This tour ended with us trying chicha, which is fermented grapes, mixed with a cheap white wine. It was much better than the other drink.

We then stopped at a bar that is known for it’s pisco sours and had some. We stopped quickly at the hostel so I could drop my stuff off.

We then went to Casa Cerzeva Altamira, a small brewery, where we each got a flight. It was very good. We headed up the elevator again and got dinner overlooking the city. We split a bottle of Chilean wine. I had an excellent cut of swordfish, which that waitress mimed so I could understand, and risotto. We finished with lava cake which was fantastic.
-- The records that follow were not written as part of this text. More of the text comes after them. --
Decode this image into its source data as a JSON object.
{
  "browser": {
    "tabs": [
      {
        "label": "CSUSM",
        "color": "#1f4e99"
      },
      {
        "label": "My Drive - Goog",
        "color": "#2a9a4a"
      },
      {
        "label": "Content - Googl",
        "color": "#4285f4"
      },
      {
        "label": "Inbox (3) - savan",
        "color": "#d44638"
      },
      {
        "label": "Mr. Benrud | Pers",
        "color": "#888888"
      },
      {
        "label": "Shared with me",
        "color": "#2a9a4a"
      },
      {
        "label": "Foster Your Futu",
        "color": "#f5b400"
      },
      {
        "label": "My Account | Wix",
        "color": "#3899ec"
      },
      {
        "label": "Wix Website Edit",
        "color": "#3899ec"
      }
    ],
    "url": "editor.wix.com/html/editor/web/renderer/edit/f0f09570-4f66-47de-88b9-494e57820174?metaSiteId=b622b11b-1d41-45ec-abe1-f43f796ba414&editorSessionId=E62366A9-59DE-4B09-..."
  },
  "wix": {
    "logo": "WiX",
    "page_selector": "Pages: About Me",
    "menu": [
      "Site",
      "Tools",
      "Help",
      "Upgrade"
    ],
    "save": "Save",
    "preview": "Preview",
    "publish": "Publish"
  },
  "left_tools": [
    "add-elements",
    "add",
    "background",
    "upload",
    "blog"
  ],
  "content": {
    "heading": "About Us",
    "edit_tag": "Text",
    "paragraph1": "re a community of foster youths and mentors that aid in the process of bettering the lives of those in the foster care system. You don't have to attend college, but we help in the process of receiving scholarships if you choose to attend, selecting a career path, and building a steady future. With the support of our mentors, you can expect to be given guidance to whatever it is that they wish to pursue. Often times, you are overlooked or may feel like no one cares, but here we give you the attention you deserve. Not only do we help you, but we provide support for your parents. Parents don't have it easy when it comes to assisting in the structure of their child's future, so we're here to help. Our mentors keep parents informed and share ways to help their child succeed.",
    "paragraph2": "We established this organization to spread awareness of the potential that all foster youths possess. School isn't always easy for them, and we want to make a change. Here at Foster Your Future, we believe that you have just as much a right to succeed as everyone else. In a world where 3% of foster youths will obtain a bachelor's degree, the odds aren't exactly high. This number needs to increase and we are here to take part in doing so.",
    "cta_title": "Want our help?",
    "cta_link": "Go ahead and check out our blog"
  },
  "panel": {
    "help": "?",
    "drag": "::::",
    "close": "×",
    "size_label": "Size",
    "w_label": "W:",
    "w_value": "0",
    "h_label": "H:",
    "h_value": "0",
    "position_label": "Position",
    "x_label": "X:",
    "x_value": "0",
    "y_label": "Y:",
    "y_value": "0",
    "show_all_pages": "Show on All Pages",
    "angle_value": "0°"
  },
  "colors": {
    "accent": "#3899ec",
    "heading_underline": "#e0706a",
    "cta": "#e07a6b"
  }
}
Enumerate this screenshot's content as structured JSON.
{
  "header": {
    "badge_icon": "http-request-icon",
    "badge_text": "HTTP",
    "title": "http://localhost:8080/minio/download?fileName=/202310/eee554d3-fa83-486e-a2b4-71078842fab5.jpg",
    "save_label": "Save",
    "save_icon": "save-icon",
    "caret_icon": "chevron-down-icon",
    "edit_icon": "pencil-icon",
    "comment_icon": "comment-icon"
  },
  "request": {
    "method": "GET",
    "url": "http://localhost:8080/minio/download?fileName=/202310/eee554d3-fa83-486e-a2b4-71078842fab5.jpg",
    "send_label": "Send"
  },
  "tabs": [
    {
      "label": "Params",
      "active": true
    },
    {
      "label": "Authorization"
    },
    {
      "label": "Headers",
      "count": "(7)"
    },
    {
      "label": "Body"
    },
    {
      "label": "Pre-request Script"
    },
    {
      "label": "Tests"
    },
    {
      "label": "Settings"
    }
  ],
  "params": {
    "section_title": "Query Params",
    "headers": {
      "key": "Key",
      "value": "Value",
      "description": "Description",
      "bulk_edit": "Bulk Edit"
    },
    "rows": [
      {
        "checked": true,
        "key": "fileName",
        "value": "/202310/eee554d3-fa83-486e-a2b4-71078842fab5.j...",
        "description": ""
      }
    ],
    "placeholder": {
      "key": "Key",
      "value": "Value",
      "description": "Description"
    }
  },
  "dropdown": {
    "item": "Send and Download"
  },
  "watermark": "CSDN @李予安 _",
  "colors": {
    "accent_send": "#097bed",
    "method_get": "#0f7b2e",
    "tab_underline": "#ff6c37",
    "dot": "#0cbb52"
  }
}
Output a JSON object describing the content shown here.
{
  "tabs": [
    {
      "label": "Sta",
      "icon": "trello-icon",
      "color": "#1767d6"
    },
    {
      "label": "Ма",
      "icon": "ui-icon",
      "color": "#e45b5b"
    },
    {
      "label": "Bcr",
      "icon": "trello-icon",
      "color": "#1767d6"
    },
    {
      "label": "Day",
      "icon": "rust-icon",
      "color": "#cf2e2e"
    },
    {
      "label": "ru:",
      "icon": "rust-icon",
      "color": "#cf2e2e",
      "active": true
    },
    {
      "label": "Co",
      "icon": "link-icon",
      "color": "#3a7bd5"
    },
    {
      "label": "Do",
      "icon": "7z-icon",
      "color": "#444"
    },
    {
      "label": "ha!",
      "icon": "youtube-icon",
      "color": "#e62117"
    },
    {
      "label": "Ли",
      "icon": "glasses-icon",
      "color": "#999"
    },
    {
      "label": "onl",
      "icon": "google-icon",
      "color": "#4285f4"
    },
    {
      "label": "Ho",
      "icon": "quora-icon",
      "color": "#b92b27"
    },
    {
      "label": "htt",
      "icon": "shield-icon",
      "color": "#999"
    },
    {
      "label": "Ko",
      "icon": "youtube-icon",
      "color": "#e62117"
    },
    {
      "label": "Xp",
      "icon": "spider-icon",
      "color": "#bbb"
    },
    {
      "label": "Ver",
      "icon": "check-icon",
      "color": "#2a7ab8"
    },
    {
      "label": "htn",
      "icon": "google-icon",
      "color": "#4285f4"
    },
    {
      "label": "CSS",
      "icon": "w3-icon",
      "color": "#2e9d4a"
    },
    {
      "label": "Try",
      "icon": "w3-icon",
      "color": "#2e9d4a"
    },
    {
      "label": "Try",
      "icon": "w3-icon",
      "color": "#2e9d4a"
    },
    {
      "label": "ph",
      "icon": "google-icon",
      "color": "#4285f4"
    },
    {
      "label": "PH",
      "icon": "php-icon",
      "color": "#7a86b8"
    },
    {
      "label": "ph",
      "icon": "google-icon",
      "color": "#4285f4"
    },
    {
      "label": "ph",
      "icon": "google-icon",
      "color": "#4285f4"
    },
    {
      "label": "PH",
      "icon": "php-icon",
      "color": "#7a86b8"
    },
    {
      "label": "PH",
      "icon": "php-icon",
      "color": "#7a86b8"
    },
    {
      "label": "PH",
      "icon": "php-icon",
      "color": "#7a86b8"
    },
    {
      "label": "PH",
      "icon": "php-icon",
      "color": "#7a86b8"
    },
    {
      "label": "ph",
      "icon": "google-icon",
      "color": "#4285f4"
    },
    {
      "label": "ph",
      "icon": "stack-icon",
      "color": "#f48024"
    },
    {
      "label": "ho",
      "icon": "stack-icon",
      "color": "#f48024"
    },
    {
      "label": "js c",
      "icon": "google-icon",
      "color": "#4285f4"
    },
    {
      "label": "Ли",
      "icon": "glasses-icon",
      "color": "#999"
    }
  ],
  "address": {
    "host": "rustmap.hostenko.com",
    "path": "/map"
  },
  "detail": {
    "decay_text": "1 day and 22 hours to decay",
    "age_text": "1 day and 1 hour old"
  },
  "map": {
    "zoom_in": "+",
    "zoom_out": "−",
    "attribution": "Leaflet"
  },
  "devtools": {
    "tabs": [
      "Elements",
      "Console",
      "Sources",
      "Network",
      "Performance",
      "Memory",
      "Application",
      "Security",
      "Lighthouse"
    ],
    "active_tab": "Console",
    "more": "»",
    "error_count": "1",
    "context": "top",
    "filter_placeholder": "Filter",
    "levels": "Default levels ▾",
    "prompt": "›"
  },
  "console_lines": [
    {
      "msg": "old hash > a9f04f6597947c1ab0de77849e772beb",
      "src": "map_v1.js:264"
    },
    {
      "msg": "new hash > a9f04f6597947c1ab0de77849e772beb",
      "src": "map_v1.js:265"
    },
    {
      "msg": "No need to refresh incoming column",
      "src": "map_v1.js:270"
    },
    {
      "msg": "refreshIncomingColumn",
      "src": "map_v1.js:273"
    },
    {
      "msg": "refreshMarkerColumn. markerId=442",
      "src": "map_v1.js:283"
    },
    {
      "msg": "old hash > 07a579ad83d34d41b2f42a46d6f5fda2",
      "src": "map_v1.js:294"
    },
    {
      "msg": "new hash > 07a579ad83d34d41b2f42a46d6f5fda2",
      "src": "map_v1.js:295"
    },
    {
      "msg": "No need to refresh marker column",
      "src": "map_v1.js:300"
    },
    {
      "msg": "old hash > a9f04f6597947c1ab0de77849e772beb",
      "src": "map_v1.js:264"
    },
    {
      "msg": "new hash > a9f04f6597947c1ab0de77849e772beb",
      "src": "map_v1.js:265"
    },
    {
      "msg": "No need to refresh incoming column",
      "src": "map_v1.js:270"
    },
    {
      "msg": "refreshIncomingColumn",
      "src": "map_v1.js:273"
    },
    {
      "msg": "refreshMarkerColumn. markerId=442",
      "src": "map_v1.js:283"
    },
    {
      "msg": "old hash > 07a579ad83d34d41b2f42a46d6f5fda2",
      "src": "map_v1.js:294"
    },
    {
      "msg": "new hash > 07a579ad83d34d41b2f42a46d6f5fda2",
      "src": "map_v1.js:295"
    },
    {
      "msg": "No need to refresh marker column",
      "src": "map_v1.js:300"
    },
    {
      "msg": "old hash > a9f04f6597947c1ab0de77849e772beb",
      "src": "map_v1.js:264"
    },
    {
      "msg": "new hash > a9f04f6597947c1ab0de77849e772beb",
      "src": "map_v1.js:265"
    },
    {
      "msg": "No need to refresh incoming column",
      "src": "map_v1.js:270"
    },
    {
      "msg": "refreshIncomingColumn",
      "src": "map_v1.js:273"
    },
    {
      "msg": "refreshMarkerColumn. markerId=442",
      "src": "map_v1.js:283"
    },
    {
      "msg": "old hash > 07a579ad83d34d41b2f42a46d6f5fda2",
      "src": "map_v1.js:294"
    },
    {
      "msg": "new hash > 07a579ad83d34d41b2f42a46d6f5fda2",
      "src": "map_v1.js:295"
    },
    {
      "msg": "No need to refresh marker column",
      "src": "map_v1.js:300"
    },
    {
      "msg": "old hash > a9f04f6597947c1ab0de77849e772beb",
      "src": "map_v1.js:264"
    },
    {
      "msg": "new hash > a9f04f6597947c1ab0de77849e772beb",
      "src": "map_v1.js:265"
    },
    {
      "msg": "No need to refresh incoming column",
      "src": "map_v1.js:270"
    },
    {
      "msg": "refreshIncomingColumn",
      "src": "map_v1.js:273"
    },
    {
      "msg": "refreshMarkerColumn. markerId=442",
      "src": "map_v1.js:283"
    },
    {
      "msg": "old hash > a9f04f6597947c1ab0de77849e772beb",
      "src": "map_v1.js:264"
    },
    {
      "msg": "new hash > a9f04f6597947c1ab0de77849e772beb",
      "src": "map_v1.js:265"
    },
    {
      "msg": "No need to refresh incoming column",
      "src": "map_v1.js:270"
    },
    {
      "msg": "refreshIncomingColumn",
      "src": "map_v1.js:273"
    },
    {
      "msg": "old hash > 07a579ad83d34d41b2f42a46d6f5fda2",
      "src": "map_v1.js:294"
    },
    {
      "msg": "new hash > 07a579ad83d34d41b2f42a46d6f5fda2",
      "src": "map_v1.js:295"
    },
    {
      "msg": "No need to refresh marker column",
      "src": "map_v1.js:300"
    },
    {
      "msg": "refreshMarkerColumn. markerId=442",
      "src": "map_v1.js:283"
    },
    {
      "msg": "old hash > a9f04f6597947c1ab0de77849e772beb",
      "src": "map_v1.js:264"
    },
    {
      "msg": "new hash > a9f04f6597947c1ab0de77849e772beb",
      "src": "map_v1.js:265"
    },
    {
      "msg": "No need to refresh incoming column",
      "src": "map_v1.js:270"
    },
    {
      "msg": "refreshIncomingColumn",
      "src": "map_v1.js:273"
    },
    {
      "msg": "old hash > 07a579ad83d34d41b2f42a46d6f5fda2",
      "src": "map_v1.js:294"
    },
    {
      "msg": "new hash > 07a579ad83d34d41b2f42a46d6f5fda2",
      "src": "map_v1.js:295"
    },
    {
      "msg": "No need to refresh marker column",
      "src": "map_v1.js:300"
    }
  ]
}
We then went back to the hostel and to bed.

Crossing the Andes: Valparaíso Day 1

On Sunday, I headed over the Andes to Chile. I took an early bus and I thought I had reserved one of the seats on the top in the front but instead I was downstairs. I still had a great view of the mountains as we drove through them.

Crossing the border, we had to get off the bus, wait in line to get our passports stamped then wait again to have our bags checked and dogs check the bus. It took less than a hour, which is why I took an early bus. Later in the day, people can wait over 2 hours to cross.

I arrived in Santiago and promptly bought a ticket to Valparaíso. I grabbed a quick empanada before heading to the gate. After waiting for a bit I found out that my bus left from a different bus station across the street. I was able to just catch my bus. The bus ride to Valparaíso took around an hour and a half.

In Valparaíso, I headed to my hostel. My first impression of Valparaíso was it had the hills of San Francisco, without having been built on a grid at all and everything is on top of each other. When I tried to charge my phone realized I needed a different type of adapter. There was an Australian girl in my room who had also just arrived, so we decided to walk around Valparaíso.

I was able to find the adapter much quicker than I expected. We then took a funicular up a hill where we had a great view of the city. We were stopped by some girls who I think were asking us questions for their school work but they did not know how to ask them in English so it was a little awkward. We then grabbed some pizza and beer in an adorable little restaurant.

We walked down the hill and stopped at the hostel for a bit to get some WiFi and drop off my bag.

We walked around, trying to find somewhere to have a drink. However since it was Sunday, nothing was open. We finally found a little sandwich shop and ended up eating dinner there. I had a sandwich based on a traditional Valparaíso food called Chorrillana. It was meat, onions, french fries, and an egg. It was very good. We then went back to the hostel to relax and go to bed.